Installation costs vary with wireless units. DISH charges a one-time $25 fee per Wireless Joey, whereas DIRECTV charges a one-time fee of $99 regardless of whether you get one Wireless Genie Mini or four. This charge will vary company to company, but you can almost always expect to pay for this convenience.
DVRs aren’t just the VCRs of the future
Some people might not want to fuss with a DVR, but they don’t know the power it holds. You can become the curator of a vast library of TV, control time with a remote (or even your voice), and instantly pull-up sport stats with a single button. Keep in mind, you can do all this on your couch. Future’s here, folks—it’s time to get a DVR.
What is a Cloud DVR?
A Cloud DVR’s storage is based on a company’s server, but it is accessible by users just about everywhere. Think of it as “off-site” storage for your DVR, which means you can switch devices and keep your library.
Can I expand my storage with a hard drive?
Most DVRs can expand their storage. Make sure it has a SATA port if you’re planning on adding an external hard drive.
Any more questions about DVRs?
We’d like to know what you think or if there’s something you’d like covered, so let us know in the comments!
What is OTA TV programming?
OTA is short for Over the Air. In many locations, you can receive free (HD) programming—all you need is an antenna. It’s a great way to save money and still keep up on the big networks, as well as a few movie channels and family favorites like PBS.
With three broadcast towers within 50 miles, we could get an antenna with that mileage range for under $30 bucks. You can check out the 1byone 50 Mile Range Amplified HDTV Antenna, or if you need a greater range, the ViewTV Outdoor Amplified Antenna is a bit more robust and works within 150 miles.

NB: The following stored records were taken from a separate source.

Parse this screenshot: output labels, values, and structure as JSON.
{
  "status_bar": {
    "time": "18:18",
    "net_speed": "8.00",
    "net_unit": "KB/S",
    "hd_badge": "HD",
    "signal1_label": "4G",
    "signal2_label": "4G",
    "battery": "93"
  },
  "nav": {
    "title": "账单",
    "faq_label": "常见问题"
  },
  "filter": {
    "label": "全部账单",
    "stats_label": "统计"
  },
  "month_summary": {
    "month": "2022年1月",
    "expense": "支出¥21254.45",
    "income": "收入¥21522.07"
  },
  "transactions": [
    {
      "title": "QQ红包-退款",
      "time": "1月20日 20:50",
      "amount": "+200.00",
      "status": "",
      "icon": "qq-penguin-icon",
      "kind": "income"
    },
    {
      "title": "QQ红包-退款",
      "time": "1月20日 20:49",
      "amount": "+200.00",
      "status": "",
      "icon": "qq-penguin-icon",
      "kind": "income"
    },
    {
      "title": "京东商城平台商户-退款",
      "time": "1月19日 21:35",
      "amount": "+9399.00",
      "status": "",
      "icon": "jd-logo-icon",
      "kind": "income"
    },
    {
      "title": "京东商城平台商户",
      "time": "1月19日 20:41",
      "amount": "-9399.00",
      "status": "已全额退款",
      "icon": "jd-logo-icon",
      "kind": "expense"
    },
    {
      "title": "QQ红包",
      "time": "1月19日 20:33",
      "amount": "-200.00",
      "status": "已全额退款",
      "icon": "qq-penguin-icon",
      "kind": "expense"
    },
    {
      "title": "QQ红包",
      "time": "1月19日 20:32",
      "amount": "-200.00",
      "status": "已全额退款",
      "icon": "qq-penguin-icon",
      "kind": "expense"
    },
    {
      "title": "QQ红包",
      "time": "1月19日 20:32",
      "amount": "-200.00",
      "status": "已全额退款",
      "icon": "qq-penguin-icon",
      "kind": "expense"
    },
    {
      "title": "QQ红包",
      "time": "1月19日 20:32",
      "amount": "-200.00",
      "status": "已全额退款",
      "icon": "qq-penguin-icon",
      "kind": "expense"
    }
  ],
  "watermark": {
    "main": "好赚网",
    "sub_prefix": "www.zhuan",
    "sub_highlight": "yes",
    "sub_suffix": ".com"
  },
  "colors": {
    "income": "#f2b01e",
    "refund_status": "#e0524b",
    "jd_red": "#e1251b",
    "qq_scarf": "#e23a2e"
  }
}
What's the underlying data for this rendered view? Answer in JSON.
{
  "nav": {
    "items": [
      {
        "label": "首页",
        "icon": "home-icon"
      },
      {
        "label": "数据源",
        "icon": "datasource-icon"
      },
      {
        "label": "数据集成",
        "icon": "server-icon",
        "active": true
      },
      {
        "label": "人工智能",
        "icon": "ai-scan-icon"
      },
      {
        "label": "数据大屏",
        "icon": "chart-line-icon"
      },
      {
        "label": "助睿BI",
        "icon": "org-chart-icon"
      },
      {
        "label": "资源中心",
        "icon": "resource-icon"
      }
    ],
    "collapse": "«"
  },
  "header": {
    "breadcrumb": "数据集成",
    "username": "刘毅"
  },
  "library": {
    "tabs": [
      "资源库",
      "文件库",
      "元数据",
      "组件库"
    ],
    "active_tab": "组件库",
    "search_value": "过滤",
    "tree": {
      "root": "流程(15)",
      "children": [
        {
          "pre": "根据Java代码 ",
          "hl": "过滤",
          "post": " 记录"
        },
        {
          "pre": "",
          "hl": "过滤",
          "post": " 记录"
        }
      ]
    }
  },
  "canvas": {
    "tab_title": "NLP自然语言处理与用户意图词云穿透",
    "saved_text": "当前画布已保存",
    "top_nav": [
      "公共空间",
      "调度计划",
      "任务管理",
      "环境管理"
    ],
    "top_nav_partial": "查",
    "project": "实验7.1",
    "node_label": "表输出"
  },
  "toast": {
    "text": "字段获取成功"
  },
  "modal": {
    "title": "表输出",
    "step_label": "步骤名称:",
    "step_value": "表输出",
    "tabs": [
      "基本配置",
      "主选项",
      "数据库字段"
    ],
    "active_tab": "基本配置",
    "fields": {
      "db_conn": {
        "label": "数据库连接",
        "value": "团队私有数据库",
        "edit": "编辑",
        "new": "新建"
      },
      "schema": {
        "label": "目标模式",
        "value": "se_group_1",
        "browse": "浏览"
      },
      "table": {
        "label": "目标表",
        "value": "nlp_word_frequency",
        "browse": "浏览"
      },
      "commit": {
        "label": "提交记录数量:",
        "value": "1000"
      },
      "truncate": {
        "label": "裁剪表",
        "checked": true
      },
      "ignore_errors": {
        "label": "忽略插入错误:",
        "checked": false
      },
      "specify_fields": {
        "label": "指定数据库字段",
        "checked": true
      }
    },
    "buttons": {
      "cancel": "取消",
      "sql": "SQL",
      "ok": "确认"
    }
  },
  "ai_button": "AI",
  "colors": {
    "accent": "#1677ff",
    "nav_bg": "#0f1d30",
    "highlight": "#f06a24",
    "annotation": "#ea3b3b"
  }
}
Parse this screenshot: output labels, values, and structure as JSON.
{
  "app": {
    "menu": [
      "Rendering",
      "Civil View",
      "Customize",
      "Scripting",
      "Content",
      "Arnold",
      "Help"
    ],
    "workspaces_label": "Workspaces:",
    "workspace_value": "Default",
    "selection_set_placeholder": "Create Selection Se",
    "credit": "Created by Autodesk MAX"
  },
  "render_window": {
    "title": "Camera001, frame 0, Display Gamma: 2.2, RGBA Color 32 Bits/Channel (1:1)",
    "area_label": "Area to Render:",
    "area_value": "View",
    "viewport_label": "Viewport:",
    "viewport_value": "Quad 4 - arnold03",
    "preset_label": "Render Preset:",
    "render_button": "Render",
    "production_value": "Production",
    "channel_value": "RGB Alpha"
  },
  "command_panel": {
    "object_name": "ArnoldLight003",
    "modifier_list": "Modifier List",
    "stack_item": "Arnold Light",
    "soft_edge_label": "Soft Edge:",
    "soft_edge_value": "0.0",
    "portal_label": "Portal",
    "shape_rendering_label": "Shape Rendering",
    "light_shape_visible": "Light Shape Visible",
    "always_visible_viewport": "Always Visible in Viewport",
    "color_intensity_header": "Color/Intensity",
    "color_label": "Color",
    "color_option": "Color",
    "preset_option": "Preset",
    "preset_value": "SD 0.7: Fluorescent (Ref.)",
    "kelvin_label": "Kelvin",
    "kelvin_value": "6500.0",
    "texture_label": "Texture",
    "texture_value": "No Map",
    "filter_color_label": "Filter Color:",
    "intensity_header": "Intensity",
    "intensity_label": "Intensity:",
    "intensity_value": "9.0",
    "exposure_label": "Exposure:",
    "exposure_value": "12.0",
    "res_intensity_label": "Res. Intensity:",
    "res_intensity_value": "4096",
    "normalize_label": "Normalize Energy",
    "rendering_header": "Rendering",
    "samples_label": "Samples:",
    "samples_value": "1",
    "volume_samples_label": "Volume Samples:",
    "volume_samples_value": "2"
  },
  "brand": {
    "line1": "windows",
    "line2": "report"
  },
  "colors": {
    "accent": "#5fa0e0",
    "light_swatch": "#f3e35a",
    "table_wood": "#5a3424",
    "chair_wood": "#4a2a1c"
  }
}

While Over the Air isn’t perfect for everybody, fans of network TV and sports can find a lot to watch. The following DVRs on our list are OTA compatible: DISH Hopper 3, DIRECTV Genie, and Tablo 2. Strangely, TiVo’s Bolt+ does not support OTA, but the regular Bolt does.
1. THUUZ Sports, “Are Live Sports Really DVR-Proof?”
2. Energy Information Administration, “Average Number of Televisions in US Homes Declining”
3. Cantech Letter, “Households Now Use an Average of Seven Connected Devices Every Day: Report”
4. Neilsen, “Year in Sports Media Report—2016”